My mom is getting older and needs help with groceries, taking her medication at the right time, following her doctor’s advice. Yet, we live nearly 1,000 miles apart. I can’t pop over at a moment’s notice.
Mine is not an uncommon predicament. Here in northern New Jersey and all over the country, caring for elderly parents is a growing concern. Seventy-five percent of elder care falls on the shoulders of adult children and other family members and friends. Often called the “sandwich generation,” this coincides with caring for our own children and being in the full swing of our careers.
It’s a real conundrum, especially since an increasing number of grown children and their parents live in different states.
The challenge of caring for my mother long distance started when my father passed away. It was two weeks before my wedding. Amid the place cards and my full-time job, came a mass of paperwork. Changing billing addresses to my home, faxing death certificates, sorting through finances and health insurance.
And, figuring out how my mother, who doesn’t drive, would get to her doctor appointments. With Type II diabetes, regular health monitoring is important; she has a penchant for ice cream. She’s also cognitively impaired, making supervision all the more necessary.
I could move her closer to me and, then again, I couldn’t. She doesn’t want to move. She likes it down south, likes her home and friends, her routines. I prefer the “frozen north,” and so does my own family. Two little girls and my husband, who’s lived in Bergen County practically his whole life.
Not that my mother wants my help. She resents feeling that I’m “in charge” of her. And, frankly, being the head of my mother’s affairs is no treat for me either.
I needed help, but there were few people to which we could turn. And fewer still who could offer the kind of regular assistance necessary. Everyone I know is as busy as I am.
I began the search for professional help. I thought I’d found an answer in the form of elderly home care agencies. They provided the kinds of services I thought I needed: home check-ins, light cleaning, transportation.
But, here’s what they didn’t provide: judgment. A week into working, one aide signed my mother up for a credit card, despite specific instruction not to make financial decisions. Several aides later, I realized I needed something different.
The home care aides were caring, but that wasn’t nearly enough. I needed someone with discernment. Someone who could make the kinds of decisions I would, who’d know when to act and when to consult me first.
At that time, I never found anyone. Then, recently I heard an unfamiliar term: geriatric care managers. Unfamiliar with the profession, I researched it and learned that this is a different, more sophisticated kind of resource. Geriatric Care Managers (Or Elder Care Managers) generally have strong educational credentials and provide for both medical and non-medical needs. They could, for instance, make sure my mother accurately assesses her blood sugar.
I found a few geriatric care management agencies through online resources. The U.S.

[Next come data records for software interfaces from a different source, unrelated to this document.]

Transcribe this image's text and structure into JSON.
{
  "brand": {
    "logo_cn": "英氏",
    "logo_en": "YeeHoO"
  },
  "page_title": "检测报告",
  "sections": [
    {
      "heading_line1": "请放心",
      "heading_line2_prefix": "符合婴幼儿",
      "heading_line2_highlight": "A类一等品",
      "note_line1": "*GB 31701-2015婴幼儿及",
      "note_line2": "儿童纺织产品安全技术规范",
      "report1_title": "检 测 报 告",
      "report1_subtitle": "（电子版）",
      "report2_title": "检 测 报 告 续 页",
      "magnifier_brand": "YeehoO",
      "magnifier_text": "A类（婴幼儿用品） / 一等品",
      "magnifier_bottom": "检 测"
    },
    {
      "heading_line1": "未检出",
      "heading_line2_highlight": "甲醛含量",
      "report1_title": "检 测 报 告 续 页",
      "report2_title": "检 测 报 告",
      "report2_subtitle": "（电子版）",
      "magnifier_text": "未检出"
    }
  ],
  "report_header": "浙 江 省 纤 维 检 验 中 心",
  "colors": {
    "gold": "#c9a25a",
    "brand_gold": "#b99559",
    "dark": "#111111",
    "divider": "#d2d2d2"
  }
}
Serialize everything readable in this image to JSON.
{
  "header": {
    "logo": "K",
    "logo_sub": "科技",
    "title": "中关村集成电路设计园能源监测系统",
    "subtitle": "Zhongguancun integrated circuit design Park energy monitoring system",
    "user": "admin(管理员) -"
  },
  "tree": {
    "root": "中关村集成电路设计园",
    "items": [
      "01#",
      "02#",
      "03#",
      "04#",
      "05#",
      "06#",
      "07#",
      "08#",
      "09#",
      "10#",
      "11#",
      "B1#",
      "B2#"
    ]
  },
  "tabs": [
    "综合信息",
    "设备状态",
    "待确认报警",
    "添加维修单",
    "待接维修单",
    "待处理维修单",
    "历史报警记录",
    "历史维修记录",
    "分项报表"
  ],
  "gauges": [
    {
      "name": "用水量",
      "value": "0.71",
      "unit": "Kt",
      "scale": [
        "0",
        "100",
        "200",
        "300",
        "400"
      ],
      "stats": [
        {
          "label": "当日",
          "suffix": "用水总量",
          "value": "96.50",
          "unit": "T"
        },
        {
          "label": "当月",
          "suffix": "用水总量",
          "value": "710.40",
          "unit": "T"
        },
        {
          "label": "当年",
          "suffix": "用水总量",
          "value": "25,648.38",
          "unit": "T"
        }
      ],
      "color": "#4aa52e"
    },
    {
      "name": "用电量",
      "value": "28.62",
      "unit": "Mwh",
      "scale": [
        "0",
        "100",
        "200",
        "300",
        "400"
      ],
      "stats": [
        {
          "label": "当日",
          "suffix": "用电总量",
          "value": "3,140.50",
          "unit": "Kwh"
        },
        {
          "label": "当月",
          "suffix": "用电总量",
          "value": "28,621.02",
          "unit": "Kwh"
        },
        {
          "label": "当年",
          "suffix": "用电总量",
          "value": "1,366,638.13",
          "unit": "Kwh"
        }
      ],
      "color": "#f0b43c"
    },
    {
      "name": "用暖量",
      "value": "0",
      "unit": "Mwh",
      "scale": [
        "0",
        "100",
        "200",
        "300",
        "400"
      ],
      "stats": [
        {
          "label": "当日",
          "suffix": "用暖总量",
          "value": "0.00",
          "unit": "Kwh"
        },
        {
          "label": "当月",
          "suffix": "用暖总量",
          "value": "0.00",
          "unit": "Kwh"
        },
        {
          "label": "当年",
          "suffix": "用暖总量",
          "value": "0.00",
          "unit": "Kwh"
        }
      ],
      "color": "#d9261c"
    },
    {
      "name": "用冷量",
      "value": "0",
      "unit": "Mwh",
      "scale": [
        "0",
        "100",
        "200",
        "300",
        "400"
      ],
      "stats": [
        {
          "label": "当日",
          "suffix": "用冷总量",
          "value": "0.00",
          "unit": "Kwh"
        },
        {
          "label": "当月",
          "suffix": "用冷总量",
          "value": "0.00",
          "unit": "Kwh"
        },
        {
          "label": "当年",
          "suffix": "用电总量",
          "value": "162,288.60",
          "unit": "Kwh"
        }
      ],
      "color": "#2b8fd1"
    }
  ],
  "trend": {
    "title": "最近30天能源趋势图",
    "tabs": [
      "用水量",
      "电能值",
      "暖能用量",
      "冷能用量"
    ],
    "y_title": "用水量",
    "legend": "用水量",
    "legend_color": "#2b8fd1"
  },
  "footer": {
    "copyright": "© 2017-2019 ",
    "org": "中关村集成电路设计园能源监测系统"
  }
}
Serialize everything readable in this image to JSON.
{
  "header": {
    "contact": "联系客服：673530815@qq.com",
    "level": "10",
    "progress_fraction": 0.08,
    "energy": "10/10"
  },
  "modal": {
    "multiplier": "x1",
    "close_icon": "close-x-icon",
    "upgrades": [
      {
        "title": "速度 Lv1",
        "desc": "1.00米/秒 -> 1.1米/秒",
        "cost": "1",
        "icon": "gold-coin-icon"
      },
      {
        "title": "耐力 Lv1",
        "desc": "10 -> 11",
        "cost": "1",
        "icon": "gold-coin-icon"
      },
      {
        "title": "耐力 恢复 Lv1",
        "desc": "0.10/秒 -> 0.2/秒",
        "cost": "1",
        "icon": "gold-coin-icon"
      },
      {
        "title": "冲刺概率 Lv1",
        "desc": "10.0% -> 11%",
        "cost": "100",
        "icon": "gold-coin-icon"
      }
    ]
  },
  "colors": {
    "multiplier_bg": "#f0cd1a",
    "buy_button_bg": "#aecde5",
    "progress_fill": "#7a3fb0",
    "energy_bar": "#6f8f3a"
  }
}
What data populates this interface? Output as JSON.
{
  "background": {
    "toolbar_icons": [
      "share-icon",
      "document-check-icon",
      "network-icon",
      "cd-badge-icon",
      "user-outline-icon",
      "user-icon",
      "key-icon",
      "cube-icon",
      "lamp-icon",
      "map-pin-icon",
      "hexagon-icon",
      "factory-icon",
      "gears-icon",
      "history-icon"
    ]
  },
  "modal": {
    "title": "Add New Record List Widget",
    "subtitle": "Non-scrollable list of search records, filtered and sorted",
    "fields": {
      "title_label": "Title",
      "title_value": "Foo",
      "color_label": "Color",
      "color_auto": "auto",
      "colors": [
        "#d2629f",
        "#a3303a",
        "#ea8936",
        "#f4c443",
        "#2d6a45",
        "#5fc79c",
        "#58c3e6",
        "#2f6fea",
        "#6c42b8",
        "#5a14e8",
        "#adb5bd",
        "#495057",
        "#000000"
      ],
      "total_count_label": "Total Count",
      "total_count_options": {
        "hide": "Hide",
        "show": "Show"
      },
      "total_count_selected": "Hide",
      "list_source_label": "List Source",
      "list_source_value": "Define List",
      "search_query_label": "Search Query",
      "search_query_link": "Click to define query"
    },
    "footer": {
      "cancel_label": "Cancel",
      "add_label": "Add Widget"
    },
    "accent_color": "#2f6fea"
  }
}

Department of Aging provides an elder care locator at www.Eldercare.gov, although it’s unclear if the database includes both Home Care Aides and Geriatric Care Managers, or one of the two.
The National Association of Professional Geriatric Care Managers (http://www.caremanager.org) is a non-profit organization of geriatric care managers that acts as a governing body for members. They establish and help to maintain high ethical and practical standards of education and certification.
Advocare (https://www.caremanage.com) is a member of the National Association of Professional Geriatric Care Managers as well as the Florida Association for Professional Care Managers. In their case, Advocare’s Geriatric Care Managers are registered nurses and also experienced social work professionals with strong backgrounds in elderly care. They seem to provide what I never found: astute oversight and a useful knowledge of local resources. Coordinating the medical and daily care of elderly parents, they keep in close contact with families and act as a liaison between families and medical providers.
Looking through their website, a number of client recommendation letters are impressive in their length and detail. Many of them are physicians, attorneys, and the like–from all over the U.S., including our area. This isn’t surprising, since Florida continues to hold its title as the retirement state.
I am heartened to find that such resources exist, because they seem to provide what I’ve previously lacked-the ability to make accurate, educated assessments. I wish I’d found Advocare when my mother and I needed them most.